By Gershom Ndhlovu
If the letter purportedly written by former minister of finance Ng’andu Magande wrote to transport and communications minister Dora Siliya about bailing out Zambian Airways which has since suspended operations published on the internet a few days ago is genuine, there is nothing wrong with it, at least on face value.
In the letter, reference number MFAL/102/ dated
“By the company asking the National Airport Corporation for deferment of some charges, the company is indirectly asking for assistance from the Government so that it can go through this turbulent period and be able to survive. If the condition in the industry was normal, Zambian Airways could have easily borrowed and could be able to address its cash flow problem. However, investors or lenders usually wait and see for this period to be over before they can think of putting more money in the company. Hence the company has difficulties in finding this extra finance and its survival is very much threatened….

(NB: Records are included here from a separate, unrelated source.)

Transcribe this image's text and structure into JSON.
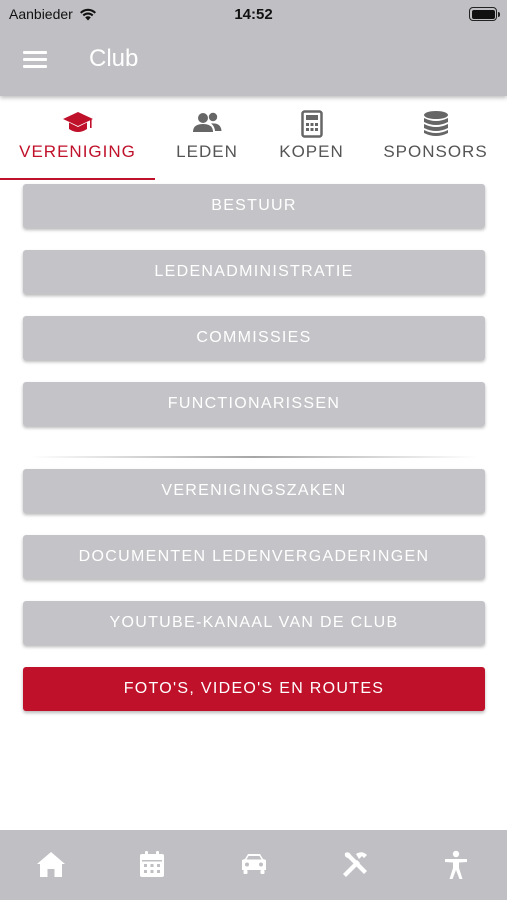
{
  "status_bar": {
    "carrier": "Aanbieder",
    "time": "14:52"
  },
  "header": {
    "title": "Club",
    "menu_icon": "hamburger-menu-icon"
  },
  "tabs": [
    {
      "label": "VERENIGING",
      "icon": "graduation-cap-icon",
      "active": true
    },
    {
      "label": "LEDEN",
      "icon": "users-icon",
      "active": false
    },
    {
      "label": "KOPEN",
      "icon": "calculator-icon",
      "active": false
    },
    {
      "label": "SPONSORS",
      "icon": "coins-stack-icon",
      "active": false
    }
  ],
  "buttons": [
    {
      "label": "BESTUUR"
    },
    {
      "label": "LEDENADMINISTRATIE"
    },
    {
      "label": "COMMISSIES"
    },
    {
      "label": "FUNCTIONARISSEN"
    },
    {
      "label": "VERENIGINGSZAKEN"
    },
    {
      "label": "DOCUMENTEN LEDENVERGADERINGEN"
    },
    {
      "label": "YOUTUBE-KANAAL VAN DE CLUB"
    },
    {
      "label": "FOTO'S, VIDEO'S EN ROUTES"
    }
  ],
  "bottom_nav": [
    {
      "icon": "home-icon"
    },
    {
      "icon": "calendar-icon"
    },
    {
      "icon": "car-icon"
    },
    {
      "icon": "tools-icon"
    },
    {
      "icon": "accessibility-icon"
    }
  ],
  "colors": {
    "accent": "#c0112b",
    "header_bg": "#c0c0c4",
    "button_bg": "#c4c4c8"
  }
}
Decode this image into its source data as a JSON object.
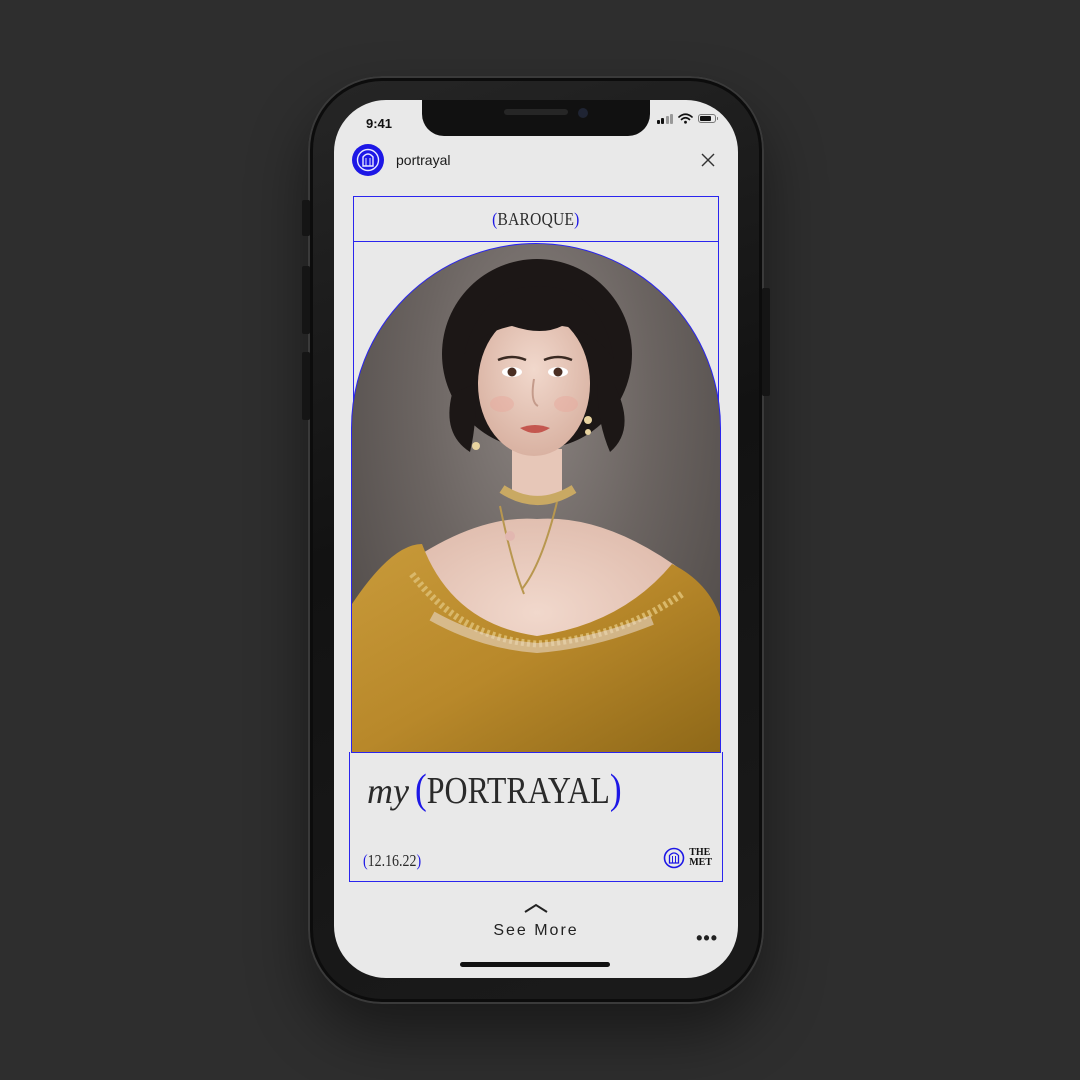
{
  "status_bar": {
    "time": "9:41",
    "icons": [
      "signal-icon",
      "wifi-icon",
      "battery-icon"
    ]
  },
  "header": {
    "account_name": "portrayal",
    "avatar_icon": "portrayal-logo-icon",
    "close_icon": "close-icon"
  },
  "card": {
    "style_open": "(",
    "style_label": "BAROQUE",
    "style_close": ")",
    "title_prefix": "my",
    "title_open": "(",
    "title_main": "PORTRAYAL",
    "title_close": ")",
    "date_open": "(",
    "date": "12.16.22",
    "date_close": ")",
    "partner_line1": "THE",
    "partner_line2": "MET"
  },
  "footer": {
    "see_more_label": "See More",
    "more_icon": "more-options-icon",
    "chevron_icon": "chevron-up-icon"
  },
  "colors": {
    "accent": "#1d17e6",
    "screen_bg": "#e9e9e9",
    "page_bg": "#2e2e2e",
    "dress": "#b8882a"
  }
}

“By preserving Zambian Airways, the Government will actually be reinforcing the Zambian economic empowerment policy. In fact the government has, on a number of occasions repeatedly said the Zambian economy will be private sector led or driven and it will be disastrous to see private sector companies fold without rendering any assistance especially during crisis time.
“Zambian Airways is not asking for a grant but a deferment and NACL (National Airports Corporation Limited) will eventually get the money back. Ultimately, Zambian Airways will be assisted and will eventually grow, employment will be preserved, its contribution to the Gross Domestic Product (GDP) will be sustained and investors’ confidence will be maintained.”
Even though it is difficult to prove the letter’s authenticity, it is difficult to see any underhand motive, if any, with Magande as finance minister then trying to help the troubled airline which is clear in the above paragraph. I am sure that at the time the letter was written, nobody knew the immediate political future of the country in terms of change of leadership which followed the death of President Levy Mwanawasa a few weeks later.
The rest, as they say, is history. The then Vice President Rupiah Banda contested the republican presidency and was challenged, among others, by Magande who lost and was eventually dropped from Cabinet and now risks being expelled from the MMD where cadres are calling for his blood because of his role in the Zambian Airways saga.
Equally unfortunate is that the people who tended to support Magande’s candidature for presidency are being hounded out of the ruling MMD of whom two MPs, Jonas Shakafuswa and Lameck Chibombamilimo were dropped as deputy ministers and expelled from the party and have since taken the matter to court.
Obviously, the nation is awaiting with baited breath, documents that President Banda has regarding what interest Magande had in the Zambian Airways financing issues but if those documents include this letter, or is the only document that is the evidence of “malpractice” by the former minister, really there is no need to waste time and money on this matter.
There is no hint in the letter on the cancelling of the debt that the airline owes or owed NACL and other companies particularly in return for favours. Rather, there is emphasis on the deferment of the debt for a given period of time.
I am sure that in business, but particularly in troubled global economic times like this when other governments are helping industry affected by the meltdown, this is a normal practice.
I am not defending Magande and others connected to Zambian Airways, but of course if there was any wrongdoing by the shareholders, directors, managers and staff of Zambian Airways, the law must take its course. If at the same time, this was a normal business practice gone wrong, Development Bank of
A few days ago, I cam across an article quoting Forum for Development Search chairperson Edwin Lifwekelo calling for non-performing MPs to step down and it is obvious that this follows a demonstration by MMD cadres against Kabwata Member of Parliament Given Lubinda for his alleged failure to “take” development to his constituency.
I wonder if Lifwekelo implies that MPs should take over the overall development of their constituencies particularly with the K400 million Constituency Development Funds (CDFs) while local authorities and government go to sleep. MPs and councillors can only serve as a conveyor belt for development ideas while local authorities do the rest.
The problem in
The practice in other parts of the world is that when there is an upcoming development project in a locality, the residents are consulted through notices that are put up in strategic public places and local newspapers so that those with contrary views are also heard.
If the majority of the people are not happy with the project, it is then shelved. If, on the other hand, the residents nod to the project, everyone involved is under pressure to deliver on it. MPs and councillors are in constant consultation with government, local authorities and the residents as stakeholders.
In our case, we lost it when party cadres and other crooked officials started allocating land even in protected areas such that even school fields, cemeteries and game reserves have not been spared from unplanned land allocations and unregulated structures.Lubinda has been Kabwata MP for a long time now and it is surprising that he has only been labelled as non-performing simply because he is a pain in the side of government and the MMD by his vigilance in a number of areas.